President Joe Biden will ask Congress this Thursday for an additional $35 billion in funding for the police, despite members of his party pushing for a move to defund the police.
In a call with reporters, a senior White House official explained that Biden would ask Congress for an additional $35 billion on top of the $2 billion previously announced, which would bring the federal budget dedicated to law enforcement to a total of $37 billion.
This money would be used to provide more funding for law enforcement —including the hiring and training of 100,000 new officers nationwide— and to promote effective prosecution of crimes to keep repeat offenders off the streets.
In addition, Biden also proposes stiffer penalties for trafficking opiate fentanyl. He also asks Congress to legislate for e-commerce platforms, such as Amazon, to verify sellers’ information and be penalized if stolen products are sold on them.
The president also suggested creating a $15 billion plan (part of the $37 billion) for cities and states across the United States to develop strategies to prevent violent crime and reduce the work of the police.
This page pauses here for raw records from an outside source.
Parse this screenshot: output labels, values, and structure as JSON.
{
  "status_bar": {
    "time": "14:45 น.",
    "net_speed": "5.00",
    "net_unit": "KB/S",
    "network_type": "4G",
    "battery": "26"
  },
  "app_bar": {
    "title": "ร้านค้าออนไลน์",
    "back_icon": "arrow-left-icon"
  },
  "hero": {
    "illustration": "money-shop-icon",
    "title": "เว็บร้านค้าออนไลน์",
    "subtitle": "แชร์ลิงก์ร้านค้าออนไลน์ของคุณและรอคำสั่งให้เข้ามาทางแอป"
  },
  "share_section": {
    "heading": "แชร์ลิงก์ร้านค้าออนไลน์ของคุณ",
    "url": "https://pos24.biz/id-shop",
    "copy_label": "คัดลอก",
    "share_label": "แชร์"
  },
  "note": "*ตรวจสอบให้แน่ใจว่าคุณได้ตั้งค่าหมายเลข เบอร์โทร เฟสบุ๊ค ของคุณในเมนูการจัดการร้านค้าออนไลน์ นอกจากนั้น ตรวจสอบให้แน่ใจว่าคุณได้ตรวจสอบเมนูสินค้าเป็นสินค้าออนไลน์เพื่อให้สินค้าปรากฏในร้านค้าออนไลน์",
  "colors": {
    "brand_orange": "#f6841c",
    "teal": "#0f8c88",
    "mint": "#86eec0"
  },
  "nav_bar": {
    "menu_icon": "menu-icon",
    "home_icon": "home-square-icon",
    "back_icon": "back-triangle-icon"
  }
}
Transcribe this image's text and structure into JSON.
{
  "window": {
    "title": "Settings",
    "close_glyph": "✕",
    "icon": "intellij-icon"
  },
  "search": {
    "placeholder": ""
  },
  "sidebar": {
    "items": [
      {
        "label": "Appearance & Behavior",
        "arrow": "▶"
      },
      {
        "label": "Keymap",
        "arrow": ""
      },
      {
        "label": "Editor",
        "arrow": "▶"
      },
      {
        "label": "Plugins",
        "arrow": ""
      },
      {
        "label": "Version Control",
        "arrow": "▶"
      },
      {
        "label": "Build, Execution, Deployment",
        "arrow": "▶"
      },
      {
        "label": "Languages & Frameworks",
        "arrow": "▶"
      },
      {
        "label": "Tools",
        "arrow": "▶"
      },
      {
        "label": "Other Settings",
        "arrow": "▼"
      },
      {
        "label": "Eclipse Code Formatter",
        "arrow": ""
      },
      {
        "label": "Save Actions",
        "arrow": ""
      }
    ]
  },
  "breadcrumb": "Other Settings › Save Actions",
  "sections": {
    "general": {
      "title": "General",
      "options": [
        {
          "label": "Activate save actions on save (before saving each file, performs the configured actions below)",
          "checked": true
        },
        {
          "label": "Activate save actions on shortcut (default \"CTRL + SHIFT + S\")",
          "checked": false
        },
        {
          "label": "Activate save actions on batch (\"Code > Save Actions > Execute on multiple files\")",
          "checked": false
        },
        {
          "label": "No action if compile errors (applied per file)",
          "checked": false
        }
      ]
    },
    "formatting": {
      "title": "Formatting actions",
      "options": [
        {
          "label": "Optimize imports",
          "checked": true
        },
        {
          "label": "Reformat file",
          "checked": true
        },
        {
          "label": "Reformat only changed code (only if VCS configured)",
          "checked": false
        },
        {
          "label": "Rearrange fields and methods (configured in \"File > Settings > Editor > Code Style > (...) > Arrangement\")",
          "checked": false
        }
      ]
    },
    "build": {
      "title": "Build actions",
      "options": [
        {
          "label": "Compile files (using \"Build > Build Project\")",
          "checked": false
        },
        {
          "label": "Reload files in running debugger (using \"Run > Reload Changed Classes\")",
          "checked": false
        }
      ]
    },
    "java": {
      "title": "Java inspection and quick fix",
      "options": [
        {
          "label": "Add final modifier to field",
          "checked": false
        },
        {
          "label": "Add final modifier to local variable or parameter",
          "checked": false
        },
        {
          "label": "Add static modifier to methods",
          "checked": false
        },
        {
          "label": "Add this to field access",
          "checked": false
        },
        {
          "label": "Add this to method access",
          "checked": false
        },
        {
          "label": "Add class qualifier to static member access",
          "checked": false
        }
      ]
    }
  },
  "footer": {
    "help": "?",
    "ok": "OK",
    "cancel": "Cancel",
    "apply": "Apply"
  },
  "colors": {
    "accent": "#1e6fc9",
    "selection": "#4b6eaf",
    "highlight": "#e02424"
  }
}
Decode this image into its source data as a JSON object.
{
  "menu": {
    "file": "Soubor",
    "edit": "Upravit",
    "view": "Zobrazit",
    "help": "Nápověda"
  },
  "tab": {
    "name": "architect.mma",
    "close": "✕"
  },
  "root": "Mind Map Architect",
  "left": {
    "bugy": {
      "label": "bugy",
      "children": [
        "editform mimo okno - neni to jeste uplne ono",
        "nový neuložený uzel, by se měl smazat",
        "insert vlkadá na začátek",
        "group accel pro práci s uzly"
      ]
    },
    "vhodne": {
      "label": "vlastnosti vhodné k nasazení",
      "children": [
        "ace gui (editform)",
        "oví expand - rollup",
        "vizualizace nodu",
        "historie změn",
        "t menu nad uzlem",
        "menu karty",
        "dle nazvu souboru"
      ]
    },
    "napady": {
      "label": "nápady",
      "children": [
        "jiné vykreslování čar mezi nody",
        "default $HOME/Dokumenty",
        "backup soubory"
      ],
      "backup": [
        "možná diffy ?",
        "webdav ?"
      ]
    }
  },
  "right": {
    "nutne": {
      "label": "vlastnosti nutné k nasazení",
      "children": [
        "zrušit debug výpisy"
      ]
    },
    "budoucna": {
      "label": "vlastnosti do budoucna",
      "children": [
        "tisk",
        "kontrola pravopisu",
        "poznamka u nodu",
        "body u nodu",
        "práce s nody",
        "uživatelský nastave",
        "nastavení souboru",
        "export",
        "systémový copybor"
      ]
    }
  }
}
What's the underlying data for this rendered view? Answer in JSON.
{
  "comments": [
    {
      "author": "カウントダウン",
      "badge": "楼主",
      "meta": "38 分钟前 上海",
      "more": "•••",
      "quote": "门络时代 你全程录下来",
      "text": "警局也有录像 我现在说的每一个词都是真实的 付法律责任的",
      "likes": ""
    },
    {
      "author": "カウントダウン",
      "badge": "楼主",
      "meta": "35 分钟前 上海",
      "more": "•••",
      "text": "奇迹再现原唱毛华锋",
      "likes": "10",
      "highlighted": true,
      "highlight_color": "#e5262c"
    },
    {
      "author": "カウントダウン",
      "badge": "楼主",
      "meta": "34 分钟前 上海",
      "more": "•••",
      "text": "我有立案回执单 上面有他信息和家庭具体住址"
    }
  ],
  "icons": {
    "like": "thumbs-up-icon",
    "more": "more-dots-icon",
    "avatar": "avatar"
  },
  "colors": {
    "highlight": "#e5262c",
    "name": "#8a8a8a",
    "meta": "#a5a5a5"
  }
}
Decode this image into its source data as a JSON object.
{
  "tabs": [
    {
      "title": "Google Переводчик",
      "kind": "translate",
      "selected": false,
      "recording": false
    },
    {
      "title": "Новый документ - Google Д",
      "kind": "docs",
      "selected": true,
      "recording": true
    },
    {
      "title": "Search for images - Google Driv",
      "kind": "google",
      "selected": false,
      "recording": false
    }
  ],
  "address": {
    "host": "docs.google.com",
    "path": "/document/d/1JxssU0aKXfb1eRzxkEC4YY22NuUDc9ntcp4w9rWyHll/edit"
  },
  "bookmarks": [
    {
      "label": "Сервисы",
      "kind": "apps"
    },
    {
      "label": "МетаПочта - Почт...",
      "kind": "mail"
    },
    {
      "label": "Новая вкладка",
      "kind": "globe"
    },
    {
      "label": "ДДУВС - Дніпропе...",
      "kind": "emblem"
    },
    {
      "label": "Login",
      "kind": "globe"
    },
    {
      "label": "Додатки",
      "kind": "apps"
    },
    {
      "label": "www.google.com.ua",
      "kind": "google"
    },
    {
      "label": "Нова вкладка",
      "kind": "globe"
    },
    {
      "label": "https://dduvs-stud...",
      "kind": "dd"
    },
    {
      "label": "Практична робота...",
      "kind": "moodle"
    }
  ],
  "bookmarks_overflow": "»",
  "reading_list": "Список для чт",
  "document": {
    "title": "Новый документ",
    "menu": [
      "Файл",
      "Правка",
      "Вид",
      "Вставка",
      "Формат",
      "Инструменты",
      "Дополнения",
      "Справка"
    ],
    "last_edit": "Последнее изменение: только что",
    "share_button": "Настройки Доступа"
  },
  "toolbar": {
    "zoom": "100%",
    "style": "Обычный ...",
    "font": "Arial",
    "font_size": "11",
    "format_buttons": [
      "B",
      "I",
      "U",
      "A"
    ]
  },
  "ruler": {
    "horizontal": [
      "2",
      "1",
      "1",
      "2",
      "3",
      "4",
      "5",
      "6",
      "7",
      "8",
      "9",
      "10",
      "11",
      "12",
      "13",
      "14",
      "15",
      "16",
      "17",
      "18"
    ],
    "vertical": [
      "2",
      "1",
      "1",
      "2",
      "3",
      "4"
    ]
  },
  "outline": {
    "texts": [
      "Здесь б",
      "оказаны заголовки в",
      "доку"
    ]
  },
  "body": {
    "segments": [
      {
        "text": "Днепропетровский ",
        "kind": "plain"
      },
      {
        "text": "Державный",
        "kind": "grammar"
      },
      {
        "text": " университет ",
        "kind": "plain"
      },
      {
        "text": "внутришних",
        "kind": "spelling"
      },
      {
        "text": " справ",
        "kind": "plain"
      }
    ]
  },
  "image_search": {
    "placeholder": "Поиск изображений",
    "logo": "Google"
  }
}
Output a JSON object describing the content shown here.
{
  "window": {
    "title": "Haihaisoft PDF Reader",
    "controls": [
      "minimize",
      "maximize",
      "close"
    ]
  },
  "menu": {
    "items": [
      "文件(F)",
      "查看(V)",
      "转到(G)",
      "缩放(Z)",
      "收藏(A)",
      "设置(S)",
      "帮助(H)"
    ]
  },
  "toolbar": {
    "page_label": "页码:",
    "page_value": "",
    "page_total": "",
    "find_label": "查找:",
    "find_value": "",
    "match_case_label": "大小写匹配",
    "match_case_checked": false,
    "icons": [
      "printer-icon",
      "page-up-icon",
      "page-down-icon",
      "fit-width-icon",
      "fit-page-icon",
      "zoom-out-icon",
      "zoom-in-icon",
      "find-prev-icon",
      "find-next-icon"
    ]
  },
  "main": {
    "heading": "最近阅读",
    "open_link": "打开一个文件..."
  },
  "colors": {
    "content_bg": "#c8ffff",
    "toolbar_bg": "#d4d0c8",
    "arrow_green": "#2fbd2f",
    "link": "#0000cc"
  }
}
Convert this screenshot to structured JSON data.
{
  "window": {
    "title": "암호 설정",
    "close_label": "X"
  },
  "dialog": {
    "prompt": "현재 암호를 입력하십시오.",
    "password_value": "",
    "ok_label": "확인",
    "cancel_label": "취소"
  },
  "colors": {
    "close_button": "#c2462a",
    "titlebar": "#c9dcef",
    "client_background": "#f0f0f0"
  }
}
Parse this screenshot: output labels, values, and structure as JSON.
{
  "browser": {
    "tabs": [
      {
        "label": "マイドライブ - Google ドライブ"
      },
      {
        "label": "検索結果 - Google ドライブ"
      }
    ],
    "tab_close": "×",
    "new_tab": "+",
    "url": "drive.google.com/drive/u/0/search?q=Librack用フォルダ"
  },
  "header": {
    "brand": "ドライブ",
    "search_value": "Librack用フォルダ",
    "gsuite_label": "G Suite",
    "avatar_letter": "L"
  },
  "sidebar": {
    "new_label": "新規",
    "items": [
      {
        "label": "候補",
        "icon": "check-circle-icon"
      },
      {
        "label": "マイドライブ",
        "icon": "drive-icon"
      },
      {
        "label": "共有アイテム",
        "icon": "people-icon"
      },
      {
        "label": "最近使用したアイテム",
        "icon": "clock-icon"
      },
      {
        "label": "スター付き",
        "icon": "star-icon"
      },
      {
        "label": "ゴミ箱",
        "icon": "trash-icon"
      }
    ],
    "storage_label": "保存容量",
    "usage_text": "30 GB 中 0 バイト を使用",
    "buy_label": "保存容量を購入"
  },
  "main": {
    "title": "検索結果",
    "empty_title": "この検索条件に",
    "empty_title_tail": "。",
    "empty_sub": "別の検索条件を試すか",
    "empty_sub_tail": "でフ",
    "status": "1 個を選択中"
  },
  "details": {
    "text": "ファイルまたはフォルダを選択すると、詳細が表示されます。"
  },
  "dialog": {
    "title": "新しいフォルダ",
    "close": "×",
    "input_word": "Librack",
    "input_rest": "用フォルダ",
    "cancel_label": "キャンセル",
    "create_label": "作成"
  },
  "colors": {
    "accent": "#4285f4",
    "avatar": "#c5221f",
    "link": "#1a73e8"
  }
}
This is by identifying non-violent situations that do not require police involvement and can be solved by a social worker.
"*" indicates required fields
In recent months, Democrats have tried to disassociate themselves as much as possible from the “Defund the Police” movement and have been attempting to reinforce their image as allies of the police forces, especially as the November legislative elections approach, in which security is expected to be one of the most critical issues in the polls.
Violent crime has soared in U.S. cities since the start of the covid-19 pandemic in 2020. Large cities such as New York, Chicago, and Houston have experienced increases in the number of homicides by more than 45% compared to before 2020.
In metropolises such as Los Angeles and San Francisco, the increase in home and vehicle burglaries has become one of the main reasons for citizen complaints and has sparked initiatives to oust the prosecutors of both cities as they are considered too tolerant of crime.
In the case of San Francisco, voters already recalled District Attorney Chesa Boudin in June; in Los Angeles, the process against District Attorney George Gascón is already underway.